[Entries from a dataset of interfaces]
'''

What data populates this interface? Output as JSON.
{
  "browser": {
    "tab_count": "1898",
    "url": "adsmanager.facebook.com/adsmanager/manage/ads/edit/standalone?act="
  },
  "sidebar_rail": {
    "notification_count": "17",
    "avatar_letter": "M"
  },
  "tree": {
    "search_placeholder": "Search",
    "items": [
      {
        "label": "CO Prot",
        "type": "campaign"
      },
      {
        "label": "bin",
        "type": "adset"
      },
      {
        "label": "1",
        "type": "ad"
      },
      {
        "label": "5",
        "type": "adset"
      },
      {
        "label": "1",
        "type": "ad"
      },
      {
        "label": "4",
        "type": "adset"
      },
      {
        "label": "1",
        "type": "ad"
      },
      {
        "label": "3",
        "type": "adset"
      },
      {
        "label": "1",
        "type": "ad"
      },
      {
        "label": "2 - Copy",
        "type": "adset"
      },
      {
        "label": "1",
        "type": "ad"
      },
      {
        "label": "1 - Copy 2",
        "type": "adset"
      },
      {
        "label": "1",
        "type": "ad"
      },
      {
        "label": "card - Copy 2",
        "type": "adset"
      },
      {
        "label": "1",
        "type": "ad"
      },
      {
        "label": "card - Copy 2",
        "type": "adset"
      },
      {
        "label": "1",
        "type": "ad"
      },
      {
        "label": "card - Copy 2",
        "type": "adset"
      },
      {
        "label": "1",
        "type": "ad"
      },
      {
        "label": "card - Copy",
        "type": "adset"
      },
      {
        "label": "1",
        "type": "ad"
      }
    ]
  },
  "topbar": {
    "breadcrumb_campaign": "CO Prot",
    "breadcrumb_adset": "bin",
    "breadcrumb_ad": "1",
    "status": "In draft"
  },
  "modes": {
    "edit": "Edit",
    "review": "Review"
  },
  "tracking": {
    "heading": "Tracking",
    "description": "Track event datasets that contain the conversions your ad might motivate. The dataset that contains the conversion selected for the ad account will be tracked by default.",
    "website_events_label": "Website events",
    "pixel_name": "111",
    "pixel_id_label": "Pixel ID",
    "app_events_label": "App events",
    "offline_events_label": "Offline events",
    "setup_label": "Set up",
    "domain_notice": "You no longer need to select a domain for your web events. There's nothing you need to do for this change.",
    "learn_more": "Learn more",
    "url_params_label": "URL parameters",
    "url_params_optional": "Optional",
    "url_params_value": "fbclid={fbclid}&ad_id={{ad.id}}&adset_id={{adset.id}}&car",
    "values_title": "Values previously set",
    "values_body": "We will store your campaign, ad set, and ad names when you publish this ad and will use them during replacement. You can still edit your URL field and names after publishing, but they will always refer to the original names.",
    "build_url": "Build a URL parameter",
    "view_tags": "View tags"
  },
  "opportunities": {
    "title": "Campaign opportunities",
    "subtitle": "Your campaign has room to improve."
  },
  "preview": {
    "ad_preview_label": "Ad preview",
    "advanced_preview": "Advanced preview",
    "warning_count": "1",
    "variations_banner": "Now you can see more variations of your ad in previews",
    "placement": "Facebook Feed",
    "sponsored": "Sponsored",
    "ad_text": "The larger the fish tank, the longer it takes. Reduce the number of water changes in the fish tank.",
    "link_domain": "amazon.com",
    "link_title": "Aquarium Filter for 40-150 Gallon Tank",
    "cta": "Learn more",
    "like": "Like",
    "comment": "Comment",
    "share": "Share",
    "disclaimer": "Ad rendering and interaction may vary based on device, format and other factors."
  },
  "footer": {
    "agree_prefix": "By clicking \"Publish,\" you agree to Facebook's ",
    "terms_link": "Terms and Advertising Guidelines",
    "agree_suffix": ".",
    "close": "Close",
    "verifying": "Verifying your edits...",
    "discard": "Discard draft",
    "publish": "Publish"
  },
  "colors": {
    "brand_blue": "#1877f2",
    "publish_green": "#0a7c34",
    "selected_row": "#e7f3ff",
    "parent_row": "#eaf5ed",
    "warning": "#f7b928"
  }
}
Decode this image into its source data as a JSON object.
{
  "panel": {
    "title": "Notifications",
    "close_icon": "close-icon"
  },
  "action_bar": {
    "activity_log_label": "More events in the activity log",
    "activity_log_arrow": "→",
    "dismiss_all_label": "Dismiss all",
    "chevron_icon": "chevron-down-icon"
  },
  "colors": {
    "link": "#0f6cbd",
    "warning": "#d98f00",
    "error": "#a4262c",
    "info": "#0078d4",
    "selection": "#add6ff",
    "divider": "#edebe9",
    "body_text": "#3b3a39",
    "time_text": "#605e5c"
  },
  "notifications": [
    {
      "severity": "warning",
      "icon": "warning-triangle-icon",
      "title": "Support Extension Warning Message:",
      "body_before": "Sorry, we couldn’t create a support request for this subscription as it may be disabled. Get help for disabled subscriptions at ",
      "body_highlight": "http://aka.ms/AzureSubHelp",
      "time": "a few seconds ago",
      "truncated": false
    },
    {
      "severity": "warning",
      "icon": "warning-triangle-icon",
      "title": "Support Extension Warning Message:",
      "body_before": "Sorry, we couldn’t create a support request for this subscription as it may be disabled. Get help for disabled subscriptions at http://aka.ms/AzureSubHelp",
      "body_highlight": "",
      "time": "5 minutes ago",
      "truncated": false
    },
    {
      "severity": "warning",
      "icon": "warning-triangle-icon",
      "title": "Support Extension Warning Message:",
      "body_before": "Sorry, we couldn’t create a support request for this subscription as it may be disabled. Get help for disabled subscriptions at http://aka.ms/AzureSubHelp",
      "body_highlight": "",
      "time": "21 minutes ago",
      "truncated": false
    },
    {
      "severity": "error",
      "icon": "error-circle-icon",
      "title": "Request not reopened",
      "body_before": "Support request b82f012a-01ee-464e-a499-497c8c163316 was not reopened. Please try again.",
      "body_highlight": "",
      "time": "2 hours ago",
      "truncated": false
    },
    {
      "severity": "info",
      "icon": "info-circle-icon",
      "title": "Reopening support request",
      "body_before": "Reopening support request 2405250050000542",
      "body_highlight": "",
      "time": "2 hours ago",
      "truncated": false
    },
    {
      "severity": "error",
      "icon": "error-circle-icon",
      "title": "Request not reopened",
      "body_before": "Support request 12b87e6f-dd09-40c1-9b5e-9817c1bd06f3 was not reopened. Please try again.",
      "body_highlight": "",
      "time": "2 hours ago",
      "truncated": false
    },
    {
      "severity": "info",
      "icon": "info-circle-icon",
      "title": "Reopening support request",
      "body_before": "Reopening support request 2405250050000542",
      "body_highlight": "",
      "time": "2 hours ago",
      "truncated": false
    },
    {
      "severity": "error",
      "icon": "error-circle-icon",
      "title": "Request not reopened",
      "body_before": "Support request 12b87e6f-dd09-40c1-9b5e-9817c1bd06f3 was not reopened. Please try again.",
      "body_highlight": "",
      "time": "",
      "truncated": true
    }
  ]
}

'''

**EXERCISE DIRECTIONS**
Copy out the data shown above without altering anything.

**ANSWER BELOW**
What data populates this interface? Output as JSON.
{
  "browser": {
    "tab_count": "1898",
    "url": "adsmanager.facebook.com/adsmanager/manage/ads/edit/standalone?act="
  },
  "sidebar_rail": {
    "notification_count": "17",
    "avatar_letter": "M"
  },
  "tree": {
    "search_placeholder": "Search",
    "items": [
      {
        "label": "CO Prot",
        "type": "campaign"
      },
      {
        "label": "bin",
        "type": "adset"
      },
      {
        "label": "1",
        "type": "ad"
      },
      {
        "label": "5",
        "type": "adset"
      },
      {
        "label": "1",
        "type": "ad"
      },
      {
        "label": "4",
        "type": "adset"
      },
      {
        "label": "1",
        "type": "ad"
      },
      {
        "label": "3",
        "type": "adset"
      },
      {
        "label": "1",
        "type": "ad"
      },
      {
        "label": "2 - Copy",
        "type": "adset"
      },
      {
        "label": "1",
        "type": "ad"
      },
      {
        "label": "1 - Copy 2",
        "type": "adset"
      },
      {
        "label": "1",
        "type": "ad"
      },
      {
        "label": "card - Copy 2",
        "type": "adset"
      },
      {
        "label": "1",
        "type": "ad"
      },
      {
        "label": "card - Copy 2",
        "type": "adset"
      },
      {
        "label": "1",
        "type": "ad"
      },
      {
        "label": "card - Copy 2",
        "type": "adset"
      },
      {
        "label": "1",
        "type": "ad"
      },
      {
        "label": "card - Copy",
        "type": "adset"
      },
      {
        "label": "1",
        "type": "ad"
      }
    ]
  },
  "topbar": {
    "breadcrumb_campaign": "CO Prot",
    "breadcrumb_adset": "bin",
    "breadcrumb_ad": "1",
    "status": "In draft"
  },
  "modes": {
    "edit": "Edit",
    "review": "Review"
  },
  "tracking": {
    "heading": "Tracking",
    "description": "Track event datasets that contain the conversions your ad might motivate. The dataset that contains the conversion selected for the ad account will be tracked by default.",
    "website_events_label": "Website events",
    "pixel_name": "111",
    "pixel_id_label": "Pixel ID",
    "app_events_label": "App events",
    "offline_events_label": "Offline events",
    "setup_label": "Set up",
    "domain_notice": "You no longer need to select a domain for your web events. There's nothing you need to do for this change.",
    "learn_more": "Learn more",
    "url_params_label": "URL parameters",
    "url_params_optional": "Optional",
    "url_params_value": "fbclid={fbclid}&ad_id={{ad.id}}&adset_id={{adset.id}}&car",
    "values_title": "Values previously set",
    "values_body": "We will store your campaign, ad set, and ad names when you publish this ad and will use them during replacement. You can still edit your URL field and names after publishing, but they will always refer to the original names.",
    "build_url": "Build a URL parameter",
    "view_tags": "View tags"
  },
  "opportunities": {
    "title": "Campaign opportunities",
    "subtitle": "Your campaign has room to improve."
  },
  "preview": {
    "ad_preview_label": "Ad preview",
    "advanced_preview": "Advanced preview",
    "warning_count": "1",
    "variations_banner": "Now you can see more variations of your ad in previews",
    "placement": "Facebook Feed",
    "sponsored": "Sponsored",
    "ad_text": "The larger the fish tank, the longer it takes. Reduce the number of water changes in the fish tank.",
    "link_domain": "amazon.com",
    "link_title": "Aquarium Filter for 40-150 Gallon Tank",
    "cta": "Learn more",
    "like": "Like",
    "comment": "Comment",
    "share": "Share",
    "disclaimer": "Ad rendering and interaction may vary based on device, format and other factors."
  },
  "footer": {
    "agree_prefix": "By clicking \"Publish,\" you agree to Facebook's ",
    "terms_link": "Terms and Advertising Guidelines",
    "agree_suffix": ".",
    "close": "Close",
    "verifying": "Verifying your edits...",
    "discard": "Discard draft",
    "publish": "Publish"
  },
  "colors": {
    "brand_blue": "#1877f2",
    "publish_green": "#0a7c34",
    "selected_row": "#e7f3ff",
    "parent_row": "#eaf5ed",
    "warning": "#f7b928"
  }
}
Decode this image into its source data as a JSON object.
{
  "panel": {
    "title": "Notifications",
    "close_icon": "close-icon"
  },
  "action_bar": {
    "activity_log_label": "More events in the activity log",
    "activity_log_arrow": "→",
    "dismiss_all_label": "Dismiss all",
    "chevron_icon": "chevron-down-icon"
  },
  "colors": {
    "link": "#0f6cbd",
    "warning": "#d98f00",
    "error": "#a4262c",
    "info": "#0078d4",
    "selection": "#add6ff",
    "divider": "#edebe9",
    "body_text": "#3b3a39",
    "time_text": "#605e5c"
  },
  "notifications": [
    {
      "severity": "warning",
      "icon": "warning-triangle-icon",
      "title": "Support Extension Warning Message:",
      "body_before": "Sorry, we couldn’t create a support request for this subscription as it may be disabled. Get help for disabled subscriptions at ",
      "body_highlight": "http://aka.ms/AzureSubHelp",
      "time": "a few seconds ago",
      "truncated": false
    },
    {
      "severity": "warning",
      "icon": "warning-triangle-icon",
      "title": "Support Extension Warning Message:",
      "body_before": "Sorry, we couldn’t create a support request for this subscription as it may be disabled. Get help for disabled subscriptions at http://aka.ms/AzureSubHelp",
      "body_highlight": "",
      "time": "5 minutes ago",
      "truncated": false
    },
    {
      "severity": "warning",
      "icon": "warning-triangle-icon",
      "title": "Support Extension Warning Message:",
      "body_before": "Sorry, we couldn’t create a support request for this subscription as it may be disabled. Get help for disabled subscriptions at http://aka.ms/AzureSubHelp",
      "body_highlight": "",
      "time": "21 minutes ago",
      "truncated": false
    },
    {
      "severity": "error",
      "icon": "error-circle-icon",
      "title": "Request not reopened",
      "body_before": "Support request b82f012a-01ee-464e-a499-497c8c163316 was not reopened. Please try again.",
      "body_highlight": "",
      "time": "2 hours ago",
      "truncated": false
    },
    {
      "severity": "info",
      "icon": "info-circle-icon",
      "title": "Reopening support request",
      "body_before": "Reopening support request 2405250050000542",
      "body_highlight": "",
      "time": "2 hours ago",
      "truncated": false
    },
    {
      "severity": "error",
      "icon": "error-circle-icon",
      "title": "Request not reopened",
      "body_before": "Support request 12b87e6f-dd09-40c1-9b5e-9817c1bd06f3 was not reopened. Please try again.",
      "body_highlight": "",
      "time": "2 hours ago",
      "truncated": false
    },
    {
      "severity": "info",
      "icon": "info-circle-icon",
      "title": "Reopening support request",
      "body_before": "Reopening support request 2405250050000542",
      "body_highlight": "",
      "time": "2 hours ago",
      "truncated": false
    },
    {
      "severity": "error",
      "icon": "error-circle-icon",
      "title": "Request not reopened",
      "body_before": "Support request 12b87e6f-dd09-40c1-9b5e-9817c1bd06f3 was not reopened. Please try again.",
      "body_highlight": "",
      "time": "",
      "truncated": true
    }
  ]
}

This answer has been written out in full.